## Problem to solve
This exercise calls for the records to be repeated in full, exactly as written.

Collection entries
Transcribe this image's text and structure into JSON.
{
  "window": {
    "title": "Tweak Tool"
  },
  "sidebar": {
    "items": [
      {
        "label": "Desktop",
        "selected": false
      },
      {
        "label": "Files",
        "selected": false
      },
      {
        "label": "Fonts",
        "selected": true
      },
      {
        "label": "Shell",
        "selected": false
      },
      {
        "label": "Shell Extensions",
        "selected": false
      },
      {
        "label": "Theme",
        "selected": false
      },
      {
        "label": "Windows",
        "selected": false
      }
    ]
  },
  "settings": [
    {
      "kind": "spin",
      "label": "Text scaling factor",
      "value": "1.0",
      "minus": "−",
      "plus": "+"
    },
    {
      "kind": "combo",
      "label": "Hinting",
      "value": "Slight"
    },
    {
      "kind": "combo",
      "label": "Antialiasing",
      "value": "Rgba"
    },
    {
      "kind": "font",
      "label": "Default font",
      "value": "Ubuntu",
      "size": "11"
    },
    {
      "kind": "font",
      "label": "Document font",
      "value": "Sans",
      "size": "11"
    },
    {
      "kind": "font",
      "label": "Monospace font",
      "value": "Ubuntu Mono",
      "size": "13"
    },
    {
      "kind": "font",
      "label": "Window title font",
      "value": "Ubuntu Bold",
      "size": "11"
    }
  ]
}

## Task solution
Transcribe this image's text and structure into JSON.
{
  "window": {
    "title": "Tweak Tool"
  },
  "sidebar": {
    "items": [
      {
        "label": "Desktop",
        "selected": false
      },
      {
        "label": "Files",
        "selected": false
      },
      {
        "label": "Fonts",
        "selected": true
      },
      {
        "label": "Shell",
        "selected": false
      },
      {
        "label": "Shell Extensions",
        "selected": false
      },
      {
        "label": "Theme",
        "selected": false
      },
      {
        "label": "Windows",
        "selected": false
      }
    ]
  },
  "settings": [
    {
      "kind": "spin",
      "label": "Text scaling factor",
      "value": "1.0",
      "minus": "−",
      "plus": "+"
    },
    {
      "kind": "combo",
      "label": "Hinting",
      "value": "Slight"
    },
    {
      "kind": "combo",
      "label": "Antialiasing",
      "value": "Rgba"
    },
    {
      "kind": "font",
      "label": "Default font",
      "value": "Ubuntu",
      "size": "11"
    },
    {
      "kind": "font",
      "label": "Document font",
      "value": "Sans",
      "size": "11"
    },
    {
      "kind": "font",
      "label": "Monospace font",
      "value": "Ubuntu Mono",
      "size": "13"
    },
    {
      "kind": "font",
      "label": "Window title font",
      "value": "Ubuntu Bold",
      "size": "11"
    }
  ]
}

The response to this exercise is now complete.